A problem area that doesn’t seem to lend itself to relational databases is, ironically, understanding how two people or things are related to one another.  Examples of this problem include analyzing the degrees of separation of two participants in a social network or understanding the relationship between a suspected terrorist and someone who calls them on the telephone. These types of problems are better solved using a graph or node database with a recursive analytical engine. By the way, when was the last time you wrote a recursive program?  Better get out your Knuth algorithms book.

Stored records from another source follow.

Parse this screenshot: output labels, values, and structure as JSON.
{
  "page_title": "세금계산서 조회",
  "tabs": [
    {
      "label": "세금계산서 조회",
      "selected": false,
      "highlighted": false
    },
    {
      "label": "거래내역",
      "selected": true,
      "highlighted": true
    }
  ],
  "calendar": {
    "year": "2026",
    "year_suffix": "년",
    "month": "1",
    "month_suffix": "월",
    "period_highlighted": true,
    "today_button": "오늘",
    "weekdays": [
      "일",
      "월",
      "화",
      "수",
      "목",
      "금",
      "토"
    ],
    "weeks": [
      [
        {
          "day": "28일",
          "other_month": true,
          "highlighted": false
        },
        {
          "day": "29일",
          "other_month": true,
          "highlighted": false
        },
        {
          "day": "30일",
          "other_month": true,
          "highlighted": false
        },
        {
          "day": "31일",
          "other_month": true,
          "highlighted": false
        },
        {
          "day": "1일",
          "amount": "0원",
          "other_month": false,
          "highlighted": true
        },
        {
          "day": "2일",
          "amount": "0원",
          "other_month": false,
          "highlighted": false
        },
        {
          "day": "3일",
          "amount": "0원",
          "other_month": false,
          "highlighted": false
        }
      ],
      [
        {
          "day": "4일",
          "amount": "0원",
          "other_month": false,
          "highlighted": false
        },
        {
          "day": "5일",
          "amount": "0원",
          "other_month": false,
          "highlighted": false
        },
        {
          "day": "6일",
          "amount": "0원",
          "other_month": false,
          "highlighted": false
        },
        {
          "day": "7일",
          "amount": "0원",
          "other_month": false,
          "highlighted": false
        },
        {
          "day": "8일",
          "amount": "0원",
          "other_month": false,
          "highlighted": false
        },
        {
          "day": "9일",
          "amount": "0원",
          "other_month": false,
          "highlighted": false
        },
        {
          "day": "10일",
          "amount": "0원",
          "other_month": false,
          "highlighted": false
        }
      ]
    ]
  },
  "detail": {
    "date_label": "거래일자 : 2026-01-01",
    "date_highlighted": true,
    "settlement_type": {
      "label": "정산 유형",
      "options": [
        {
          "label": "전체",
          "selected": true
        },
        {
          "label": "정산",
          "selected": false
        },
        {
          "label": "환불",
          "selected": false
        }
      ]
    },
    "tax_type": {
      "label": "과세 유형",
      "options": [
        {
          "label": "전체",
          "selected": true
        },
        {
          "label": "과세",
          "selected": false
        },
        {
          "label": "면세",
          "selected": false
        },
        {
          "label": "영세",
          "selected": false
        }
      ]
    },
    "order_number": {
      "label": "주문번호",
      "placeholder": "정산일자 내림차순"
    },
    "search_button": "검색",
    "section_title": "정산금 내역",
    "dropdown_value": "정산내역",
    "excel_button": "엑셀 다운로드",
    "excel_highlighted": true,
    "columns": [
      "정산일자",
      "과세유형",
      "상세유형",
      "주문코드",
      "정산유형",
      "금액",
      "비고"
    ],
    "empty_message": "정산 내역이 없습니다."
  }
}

Multidimensional databases pre-calculate all (or most) summaries along multiple hierarchies or taxonomies such as customer, product, organizational structure, or accounting bucket.  They are blindingly FAST for responding to queries, but not dynamic and require the step where all the calculations are done after the data is loaded.  Applications for these solutions are data mart cubes.  My experience has been particularly good supporting the Finance organization analytical needs.  The capabilities of these databases can be mimicked in a relational database using Kimball’s dimensional modeling and summary tables.

XML databases deal well with the problem of storing and searching data where the structure of the data may be unknown in advance.  Applications around data messages and documents do well using XML database solutions.

Another day I’ll blog about some of the inherent problems of relational databases with speed and volumes, but the main point is that organizations are finding it worthwhile to expand their database solutions beyond just relational database management systems.


Social Media and Data Management

June 7, 2011

Two years ago my friends convinced me to set up a Twitter account because, as they said, if I consider myself a professional “data person” (can I use that as a title on a business card?), then I should know more about this important data outlet.  My use of Twitter arises from two motivations: to create and manage a public persona for myself and also to understand how to advise on social media data management.

Social media is not just a presentation but a conversation, where one can present an image to the public and also mine the conversation about yourself, your competitors, your market.  This is, indeed, an important input into Business Intelligence.